Cure Your Summertime Boredom Blues
Most children and parents can’t wait for summer only to have a few weeks pass before everyone is bored. That’s because families typically stack up activities at the beginning, but don’t have enough to do to keep them occupied the whole summer through. Want to beat the so-called boredom blues? Here’s how.
It’s OK for Children to be Bored
First, let your children know that it’s OK to be bored. They may not like it, but children will learn to exercise their creativity and imagination when they aren’t consumed with activity after activity. Many parents like to have their children look to the outdoors for entertainment.
The weather is perfect for informal science explorations, or a game of wiffle ball. There is more and more research supporting the idea that it’s actually good for children to be bored. So, the next time your child says he/she is bored, remind them of all the times they wished they had downtime to ride a bike, play cards, take pictures, etc.
Identify Skill Areas that Need Improvement
Most parents know that their children need improvement in some aspect of their schooling.

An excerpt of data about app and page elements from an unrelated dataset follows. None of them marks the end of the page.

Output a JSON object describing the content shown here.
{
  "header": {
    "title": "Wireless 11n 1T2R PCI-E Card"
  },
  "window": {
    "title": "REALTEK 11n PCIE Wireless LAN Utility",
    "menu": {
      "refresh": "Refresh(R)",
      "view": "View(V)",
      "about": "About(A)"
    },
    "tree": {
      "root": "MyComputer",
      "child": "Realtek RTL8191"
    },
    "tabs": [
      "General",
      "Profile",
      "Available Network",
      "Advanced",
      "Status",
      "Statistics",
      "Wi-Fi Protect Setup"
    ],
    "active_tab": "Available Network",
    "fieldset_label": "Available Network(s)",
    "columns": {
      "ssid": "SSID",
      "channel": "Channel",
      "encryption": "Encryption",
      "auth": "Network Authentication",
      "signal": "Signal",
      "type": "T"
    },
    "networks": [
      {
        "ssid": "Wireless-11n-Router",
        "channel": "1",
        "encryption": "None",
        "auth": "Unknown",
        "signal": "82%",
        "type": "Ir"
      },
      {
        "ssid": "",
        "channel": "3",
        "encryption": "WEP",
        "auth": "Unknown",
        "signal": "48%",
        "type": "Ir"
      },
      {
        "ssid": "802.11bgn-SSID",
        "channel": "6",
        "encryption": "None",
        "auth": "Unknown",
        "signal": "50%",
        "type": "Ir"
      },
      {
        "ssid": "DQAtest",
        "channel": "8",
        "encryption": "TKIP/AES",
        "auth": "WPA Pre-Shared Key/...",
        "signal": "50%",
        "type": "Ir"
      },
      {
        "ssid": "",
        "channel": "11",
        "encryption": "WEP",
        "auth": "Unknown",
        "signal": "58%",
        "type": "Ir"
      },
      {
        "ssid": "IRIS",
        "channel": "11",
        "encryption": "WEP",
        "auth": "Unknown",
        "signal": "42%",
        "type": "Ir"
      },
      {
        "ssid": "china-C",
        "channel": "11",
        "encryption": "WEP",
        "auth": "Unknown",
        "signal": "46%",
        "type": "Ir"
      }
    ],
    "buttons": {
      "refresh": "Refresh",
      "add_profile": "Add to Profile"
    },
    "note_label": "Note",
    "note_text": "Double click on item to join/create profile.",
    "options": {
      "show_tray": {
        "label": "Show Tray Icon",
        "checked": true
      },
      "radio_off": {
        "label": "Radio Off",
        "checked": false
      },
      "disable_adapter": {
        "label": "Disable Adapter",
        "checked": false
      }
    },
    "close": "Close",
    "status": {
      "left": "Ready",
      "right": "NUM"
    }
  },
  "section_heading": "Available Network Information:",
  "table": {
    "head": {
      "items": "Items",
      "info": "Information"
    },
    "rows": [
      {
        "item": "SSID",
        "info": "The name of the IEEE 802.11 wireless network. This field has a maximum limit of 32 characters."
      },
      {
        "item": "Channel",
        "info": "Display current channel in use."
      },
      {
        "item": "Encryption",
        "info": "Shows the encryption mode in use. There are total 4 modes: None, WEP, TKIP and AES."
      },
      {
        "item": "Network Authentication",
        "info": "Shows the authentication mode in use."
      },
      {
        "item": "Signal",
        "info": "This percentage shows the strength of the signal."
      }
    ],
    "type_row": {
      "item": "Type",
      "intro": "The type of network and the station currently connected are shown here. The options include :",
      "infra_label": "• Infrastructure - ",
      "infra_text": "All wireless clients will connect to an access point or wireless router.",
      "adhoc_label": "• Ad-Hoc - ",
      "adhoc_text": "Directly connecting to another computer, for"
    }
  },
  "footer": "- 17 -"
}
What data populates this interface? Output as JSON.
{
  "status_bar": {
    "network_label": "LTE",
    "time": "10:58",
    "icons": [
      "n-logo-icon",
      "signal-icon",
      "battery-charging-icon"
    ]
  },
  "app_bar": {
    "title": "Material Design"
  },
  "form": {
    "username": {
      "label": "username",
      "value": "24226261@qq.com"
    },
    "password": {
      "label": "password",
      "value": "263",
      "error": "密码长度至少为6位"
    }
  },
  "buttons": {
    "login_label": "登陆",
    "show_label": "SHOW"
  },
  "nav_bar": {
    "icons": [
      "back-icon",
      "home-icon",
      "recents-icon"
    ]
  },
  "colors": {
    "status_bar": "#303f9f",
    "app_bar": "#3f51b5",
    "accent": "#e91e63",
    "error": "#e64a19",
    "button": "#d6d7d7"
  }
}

During the school year, it’s difficult to have a conversation that isn’t wrapped up in a specific assignment. Summer is the perfect time to review areas of strength and weaknesses more broadly, and to get your children’s perspective.
Once your children understand where they require help, let them tell you what would help them. If they don’t know, have them do some research and try a few different approaches. Maybe workbooks can be more easily tackled than reading textbooks. Or, perhaps note taking helps with retention of materials. Taking the time to do this exploration now will make the upcoming school year that much easier.
Look for Fun Online Lessons
During the summer, it’s pretty common to choose skill building exercises your children enjoy, even if they aren’t as rigorous as their regular school year work. Learning tools that combine entertaining qualities with educational lessons are often great for “digital age” children. And, let’s face it, there are going to be rainy days, or days that are too hot to be outside.
It’s not too hard to find online games that combine video game-like characteristics with a curriculum feel. You’ll just want to make sure that the sites your children are using are safe and legitimate. And, you may want to put time limits on their use – it’s easy to let time get away from them.
Finding your cure for the boredom blues may all be in your perspective. When your children realize that being bored may not be as bad as they initially think, spontaneity and creativity can grow. When you need some structure, use the downtime to review the previous school year. It can help shape skill building activities to occupy your children’s summer days. It’ll also give you a leg up on the next school year. Finally, consider online educational sites to fill in your students skill gaps. It’ll help the days pass more quickly and set your children up for the year ahead.